Building a good credit score doesn't happen overnight. It requires consistent effort and good financial habits. Here are some strategies that can help:
1. Pay your bills on time: Payment history accounts for 35% of your credit score. Make sure to pay all your bills on time, not just credit cards or loans. Late payments can have a significant negative impact on your score.
2. Keep your credit utilization low: Try to keep your credit utilization ratio under 30%. This shows lenders that you're not overly reliant on your credit.
3. Apply for new credit sparingly: Every time you apply for new credit, an inquiry is made on your credit report, which can temporarily lower your score. Apply for new credit only when necessary.

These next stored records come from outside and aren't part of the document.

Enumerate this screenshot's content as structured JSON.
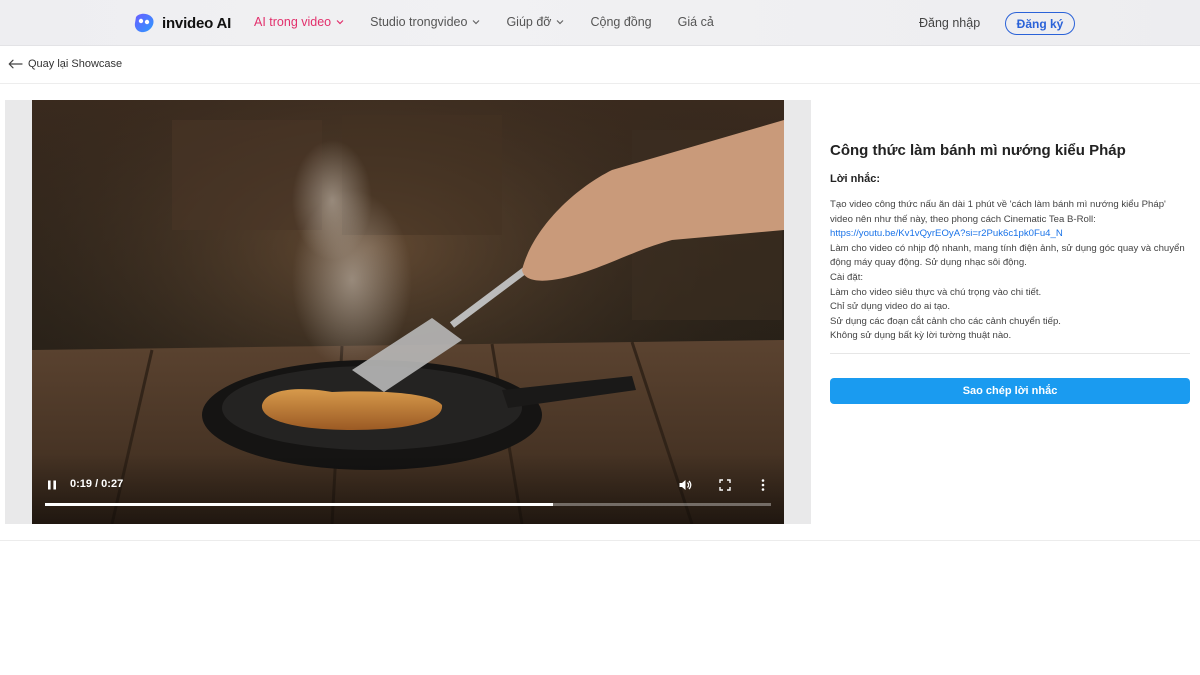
{
  "header": {
    "logo_text": "invideo AI",
    "nav": [
      {
        "label": "AI trong video",
        "active": true,
        "has_dropdown": true
      },
      {
        "label": "Studio trongvideo",
        "active": false,
        "has_dropdown": true
      },
      {
        "label": "Giúp đỡ",
        "active": false,
        "has_dropdown": true
      },
      {
        "label": "Cộng đồng",
        "active": false,
        "has_dropdown": false
      },
      {
        "label": "Giá cả",
        "active": false,
        "has_dropdown": false
      }
    ],
    "login_label": "Đăng nhập",
    "signup_label": "Đăng ký"
  },
  "back": {
    "label": "Quay lại Showcase",
    "icon": "arrow-left-icon"
  },
  "video": {
    "time_current": "0:19",
    "time_total": "0:27",
    "time_display": "0:19 / 0:27",
    "progress_fraction": 0.7,
    "state": "playing",
    "controls": [
      "pause-icon",
      "volume-icon",
      "fullscreen-icon",
      "more-vertical-icon"
    ]
  },
  "details": {
    "title": "Công thức làm bánh mì nướng kiểu Pháp",
    "prompt_label": "Lời nhắc:",
    "prompt_intro": "Tạo video công thức nấu ăn dài 1 phút về 'cách làm bánh mì nướng kiểu Pháp' video nên như thế này, theo phong cách Cinematic Tea B-Roll:",
    "prompt_link": "https://youtu.be/Kv1vQyrEOyA?si=r2Puk6c1pk0Fu4_N",
    "prompt_lines": [
      "Làm cho video có nhịp độ nhanh, mang tính điện ảnh, sử dụng góc quay và chuyển động máy quay động. Sử dụng nhạc sôi động.",
      "Cài đặt:",
      "Làm cho video siêu thực và chú trọng vào chi tiết.",
      "Chỉ sử dụng video do ai tạo.",
      "Sử dụng các đoạn cắt cảnh cho các cảnh chuyển tiếp.",
      "Không sử dụng bất kỳ lời tường thuật nào."
    ],
    "copy_button_label": "Sao chép lời nhắc"
  },
  "colors": {
    "accent_nav": "#e2306c",
    "signup_border": "#2a62d8",
    "copy_button": "#1a9bf0",
    "link": "#1a73e8"
  }
}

4. Diversify your credit mix: A mix of different types of credit (credit cards, auto loans, mortgages, etc.) can positively impact your score.
Maintaining your good credit score
Once you've built a good credit score, the challenge is to maintain it. Here's how:
1. Continue paying your bills on time: This is the single most important factor in maintaining a good credit score.
2. Keep your credit utilization low: Just like when you're building your credit, it's important to keep your credit utilization ratio under control.
3. Monitor your credit report: Regularly review your credit report for any errors or fraudulent activity. You can get a free credit report from each of the three major credit bureaus (Equifax, Experian, and TransUnion) once a year.
4. Avoid closing old credit accounts: The length of your credit history contributes to your credit score. Even if you don't use an old credit card anymore, consider keeping it open to keep your credit history long.
Building and maintaining a good credit score requires patience, discipline, and financial responsibility. But the rewards, in the form of better loan terms and lower interest rates, are well worth the effort.